Hostetler & Kerns

Indirect Communication

from Soren Kierkegaard's autobiography
The Point of View for My Work as an Author (pp 39-41)
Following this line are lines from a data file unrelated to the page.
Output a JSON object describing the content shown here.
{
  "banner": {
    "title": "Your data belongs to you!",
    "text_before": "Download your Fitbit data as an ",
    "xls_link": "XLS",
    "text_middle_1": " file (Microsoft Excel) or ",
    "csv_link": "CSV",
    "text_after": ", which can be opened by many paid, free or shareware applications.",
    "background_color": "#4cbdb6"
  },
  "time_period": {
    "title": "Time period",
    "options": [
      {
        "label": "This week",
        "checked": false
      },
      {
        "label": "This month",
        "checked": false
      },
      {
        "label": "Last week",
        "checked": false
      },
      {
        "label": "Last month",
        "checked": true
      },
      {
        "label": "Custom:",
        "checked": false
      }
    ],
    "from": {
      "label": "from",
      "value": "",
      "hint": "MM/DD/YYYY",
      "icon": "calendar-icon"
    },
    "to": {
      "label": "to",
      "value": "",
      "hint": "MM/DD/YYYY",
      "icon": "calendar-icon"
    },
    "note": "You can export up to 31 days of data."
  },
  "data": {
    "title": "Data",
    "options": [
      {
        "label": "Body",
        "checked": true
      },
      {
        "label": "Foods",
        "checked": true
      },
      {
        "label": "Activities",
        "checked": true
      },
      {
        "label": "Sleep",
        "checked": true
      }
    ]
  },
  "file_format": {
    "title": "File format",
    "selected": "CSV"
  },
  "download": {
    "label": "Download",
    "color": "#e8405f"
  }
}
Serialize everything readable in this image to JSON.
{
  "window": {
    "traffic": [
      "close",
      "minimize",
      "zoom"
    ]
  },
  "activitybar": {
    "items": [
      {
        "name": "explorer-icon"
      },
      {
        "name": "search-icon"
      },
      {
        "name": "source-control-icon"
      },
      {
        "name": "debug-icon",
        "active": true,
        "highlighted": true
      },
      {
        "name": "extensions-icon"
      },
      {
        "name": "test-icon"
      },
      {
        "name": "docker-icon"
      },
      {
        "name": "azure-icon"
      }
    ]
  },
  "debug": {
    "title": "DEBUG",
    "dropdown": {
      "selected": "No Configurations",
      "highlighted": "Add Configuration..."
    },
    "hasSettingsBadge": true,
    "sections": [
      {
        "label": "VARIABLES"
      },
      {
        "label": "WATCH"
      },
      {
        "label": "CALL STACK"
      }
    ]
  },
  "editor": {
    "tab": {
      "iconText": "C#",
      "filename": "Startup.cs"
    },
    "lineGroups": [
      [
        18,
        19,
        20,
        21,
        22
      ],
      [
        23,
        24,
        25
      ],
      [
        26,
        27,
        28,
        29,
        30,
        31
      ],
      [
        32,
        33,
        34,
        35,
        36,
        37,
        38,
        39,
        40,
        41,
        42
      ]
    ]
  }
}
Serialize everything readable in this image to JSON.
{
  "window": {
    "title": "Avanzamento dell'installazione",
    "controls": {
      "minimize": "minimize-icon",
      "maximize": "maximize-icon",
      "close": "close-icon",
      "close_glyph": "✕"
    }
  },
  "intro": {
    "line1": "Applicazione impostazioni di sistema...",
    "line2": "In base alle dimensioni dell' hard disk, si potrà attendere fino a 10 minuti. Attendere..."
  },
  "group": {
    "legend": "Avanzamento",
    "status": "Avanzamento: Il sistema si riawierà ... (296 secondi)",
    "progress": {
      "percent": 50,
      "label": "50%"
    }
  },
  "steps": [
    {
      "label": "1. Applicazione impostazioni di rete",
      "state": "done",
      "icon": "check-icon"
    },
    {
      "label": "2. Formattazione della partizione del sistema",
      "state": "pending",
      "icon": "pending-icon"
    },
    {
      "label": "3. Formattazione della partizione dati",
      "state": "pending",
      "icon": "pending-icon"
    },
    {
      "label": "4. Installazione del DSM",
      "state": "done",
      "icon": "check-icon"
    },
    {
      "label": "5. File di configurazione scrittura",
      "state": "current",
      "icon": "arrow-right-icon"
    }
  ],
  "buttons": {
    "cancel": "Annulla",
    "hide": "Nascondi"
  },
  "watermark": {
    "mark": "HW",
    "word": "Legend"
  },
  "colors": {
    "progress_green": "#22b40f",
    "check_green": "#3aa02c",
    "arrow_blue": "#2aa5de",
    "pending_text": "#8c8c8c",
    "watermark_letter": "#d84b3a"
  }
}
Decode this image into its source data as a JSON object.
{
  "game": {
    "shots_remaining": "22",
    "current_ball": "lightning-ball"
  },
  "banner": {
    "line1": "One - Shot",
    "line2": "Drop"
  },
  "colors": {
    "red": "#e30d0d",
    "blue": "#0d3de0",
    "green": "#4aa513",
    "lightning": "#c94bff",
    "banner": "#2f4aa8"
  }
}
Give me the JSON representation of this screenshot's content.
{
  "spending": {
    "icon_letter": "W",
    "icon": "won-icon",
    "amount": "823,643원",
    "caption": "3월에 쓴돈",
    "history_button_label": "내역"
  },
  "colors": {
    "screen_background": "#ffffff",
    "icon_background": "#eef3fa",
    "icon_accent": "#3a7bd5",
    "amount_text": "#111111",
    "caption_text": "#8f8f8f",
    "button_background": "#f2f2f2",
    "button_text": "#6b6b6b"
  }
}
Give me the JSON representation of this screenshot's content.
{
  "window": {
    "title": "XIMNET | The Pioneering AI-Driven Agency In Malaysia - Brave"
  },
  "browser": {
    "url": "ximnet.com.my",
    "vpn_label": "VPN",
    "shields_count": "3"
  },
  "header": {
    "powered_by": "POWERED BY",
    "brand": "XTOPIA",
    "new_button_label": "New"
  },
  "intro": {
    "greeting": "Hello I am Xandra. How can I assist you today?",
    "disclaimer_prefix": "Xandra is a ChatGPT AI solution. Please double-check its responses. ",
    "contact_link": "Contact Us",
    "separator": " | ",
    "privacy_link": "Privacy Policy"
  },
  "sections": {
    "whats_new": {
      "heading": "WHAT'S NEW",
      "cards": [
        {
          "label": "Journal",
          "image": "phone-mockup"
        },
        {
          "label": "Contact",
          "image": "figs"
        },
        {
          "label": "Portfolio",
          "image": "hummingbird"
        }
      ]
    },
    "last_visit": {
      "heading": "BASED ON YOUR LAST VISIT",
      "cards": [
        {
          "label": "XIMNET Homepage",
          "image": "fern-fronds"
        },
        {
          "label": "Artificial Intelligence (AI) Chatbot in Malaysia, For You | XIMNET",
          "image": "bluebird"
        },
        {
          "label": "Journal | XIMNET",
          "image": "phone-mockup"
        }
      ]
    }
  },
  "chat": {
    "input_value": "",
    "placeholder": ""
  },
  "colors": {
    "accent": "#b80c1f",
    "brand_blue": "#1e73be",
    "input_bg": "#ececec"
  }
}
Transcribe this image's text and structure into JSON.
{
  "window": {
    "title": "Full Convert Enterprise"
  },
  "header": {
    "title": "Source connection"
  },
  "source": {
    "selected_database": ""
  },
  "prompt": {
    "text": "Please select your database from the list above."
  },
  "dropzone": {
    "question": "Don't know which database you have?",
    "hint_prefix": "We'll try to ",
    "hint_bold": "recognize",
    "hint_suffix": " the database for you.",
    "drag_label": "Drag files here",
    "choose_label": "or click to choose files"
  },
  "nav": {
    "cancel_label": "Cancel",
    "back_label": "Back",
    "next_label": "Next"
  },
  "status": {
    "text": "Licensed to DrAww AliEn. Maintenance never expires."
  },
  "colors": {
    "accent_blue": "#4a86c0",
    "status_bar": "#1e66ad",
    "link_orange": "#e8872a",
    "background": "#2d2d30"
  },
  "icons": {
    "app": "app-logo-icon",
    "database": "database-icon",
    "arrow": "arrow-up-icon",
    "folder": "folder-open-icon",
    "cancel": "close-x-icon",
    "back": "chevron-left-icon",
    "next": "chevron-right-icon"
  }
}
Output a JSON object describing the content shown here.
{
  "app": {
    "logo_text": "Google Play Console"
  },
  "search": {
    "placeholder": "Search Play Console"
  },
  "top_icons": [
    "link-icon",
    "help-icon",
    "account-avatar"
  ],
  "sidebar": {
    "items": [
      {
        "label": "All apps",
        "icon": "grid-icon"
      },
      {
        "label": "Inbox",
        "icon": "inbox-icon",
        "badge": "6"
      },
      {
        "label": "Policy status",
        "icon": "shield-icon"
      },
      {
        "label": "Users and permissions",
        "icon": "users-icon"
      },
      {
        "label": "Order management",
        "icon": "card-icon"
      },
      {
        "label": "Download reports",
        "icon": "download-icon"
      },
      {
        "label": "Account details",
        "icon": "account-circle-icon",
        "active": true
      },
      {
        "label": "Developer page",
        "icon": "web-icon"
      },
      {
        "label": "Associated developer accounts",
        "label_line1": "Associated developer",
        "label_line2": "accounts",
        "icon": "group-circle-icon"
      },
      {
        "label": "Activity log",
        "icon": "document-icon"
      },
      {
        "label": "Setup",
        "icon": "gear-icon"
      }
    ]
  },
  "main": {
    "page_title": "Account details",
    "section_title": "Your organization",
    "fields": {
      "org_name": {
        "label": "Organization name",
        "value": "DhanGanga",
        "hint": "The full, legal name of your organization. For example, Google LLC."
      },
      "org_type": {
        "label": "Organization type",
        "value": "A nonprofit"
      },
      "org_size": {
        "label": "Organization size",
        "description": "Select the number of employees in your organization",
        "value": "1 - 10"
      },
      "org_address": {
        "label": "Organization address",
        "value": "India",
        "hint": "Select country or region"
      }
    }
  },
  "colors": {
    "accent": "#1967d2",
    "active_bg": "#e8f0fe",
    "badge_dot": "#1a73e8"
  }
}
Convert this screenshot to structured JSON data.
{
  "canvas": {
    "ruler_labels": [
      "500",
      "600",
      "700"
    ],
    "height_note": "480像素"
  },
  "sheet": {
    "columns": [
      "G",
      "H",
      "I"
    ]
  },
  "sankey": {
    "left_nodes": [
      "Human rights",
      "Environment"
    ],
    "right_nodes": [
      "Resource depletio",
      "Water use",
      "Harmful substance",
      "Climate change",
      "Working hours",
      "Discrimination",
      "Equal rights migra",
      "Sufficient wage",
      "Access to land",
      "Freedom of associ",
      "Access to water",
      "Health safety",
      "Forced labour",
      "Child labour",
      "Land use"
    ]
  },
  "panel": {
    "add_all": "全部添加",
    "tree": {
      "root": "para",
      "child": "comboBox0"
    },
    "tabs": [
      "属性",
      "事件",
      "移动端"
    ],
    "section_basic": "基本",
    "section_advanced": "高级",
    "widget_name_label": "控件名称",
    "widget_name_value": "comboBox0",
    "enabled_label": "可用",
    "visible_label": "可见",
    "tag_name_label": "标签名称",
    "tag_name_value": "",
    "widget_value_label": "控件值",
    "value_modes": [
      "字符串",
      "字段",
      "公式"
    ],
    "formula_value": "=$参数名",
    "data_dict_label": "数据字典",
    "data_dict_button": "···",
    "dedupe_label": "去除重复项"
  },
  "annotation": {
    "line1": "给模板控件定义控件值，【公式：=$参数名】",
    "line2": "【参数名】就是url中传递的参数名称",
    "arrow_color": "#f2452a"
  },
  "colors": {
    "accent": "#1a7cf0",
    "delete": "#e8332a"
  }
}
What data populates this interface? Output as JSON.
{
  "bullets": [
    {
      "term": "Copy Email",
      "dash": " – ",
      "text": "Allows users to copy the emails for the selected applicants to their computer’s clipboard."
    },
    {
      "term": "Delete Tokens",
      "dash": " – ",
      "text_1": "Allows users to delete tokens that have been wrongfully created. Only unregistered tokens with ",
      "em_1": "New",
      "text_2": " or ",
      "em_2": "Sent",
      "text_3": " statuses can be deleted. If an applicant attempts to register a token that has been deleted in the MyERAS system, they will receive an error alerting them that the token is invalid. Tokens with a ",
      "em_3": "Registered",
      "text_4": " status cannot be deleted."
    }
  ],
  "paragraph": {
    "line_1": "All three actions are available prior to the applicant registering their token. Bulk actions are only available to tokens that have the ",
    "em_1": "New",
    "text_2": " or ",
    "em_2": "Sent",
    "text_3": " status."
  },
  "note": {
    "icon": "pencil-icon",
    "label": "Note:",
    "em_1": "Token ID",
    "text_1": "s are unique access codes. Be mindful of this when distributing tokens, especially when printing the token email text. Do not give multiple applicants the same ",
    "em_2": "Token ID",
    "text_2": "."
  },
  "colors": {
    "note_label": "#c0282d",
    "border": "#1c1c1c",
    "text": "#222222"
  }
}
"One can deceive a person for the truth's sake, and (to recall old Socrates) one can deceive a person into the truth. Indeed it is only by this means, i.e., by deceiving him, that it is possible to bring into the truth one who is in an illusion. Whoever rejects this opinion betrays the fact that he is not over-well versed in dialectics, and that is precisely what is especially needed when operating in this field. For there is an immense difference, a dialectical difference, between these two cases: [a] the case of the man who is ignorant and is to have a piece of knowledge imparted to him, so that he is like an empty vessel which is to be filled, or a blank sheet of paper upon which something is to be written; and [b] the case of a man who is under an illusion and must first be delivered from that. Likewise there is a difference between writing on a blank sheet of paper and bringing to light by the application of a caustic fluid a text which is hidden under another text. Assuming then that a person is the victim of an illusion, and that in order to communicate the truth to him the first task, rightly understood, is to remove the illusion - if I do not begin by deceiving him, I must begin with direct communication. But direct communication presupposes that the receiver's ability to receive is undisturbed. But here such is not the case; an illusion stands in the way. That is to say, one must first of all use the caustic fluid. But this caustic means is negativity, and negativity understood in relation to the communication of truth is precisely the same as deception.

"What then does it mean 'to deceive?' It means that one does not begin directly with the matter one wants to communicate, but begins by accepting the other man's illusion as good money."

Soren Kierkegaard is recognized as one of the originators of the school of philosophical thought called "Existentialism" (whatever that is), and he also sees himself as a religious person, specifically as a devout Christian. If you read the remaining parts of this passage (which we will not be spending any time on in our class discussion) you would see him drawing a connection between what he has said above and the manner in which he thinks believers could most effectively communicate with disbelievers.

© copyright Dr Tom Kerns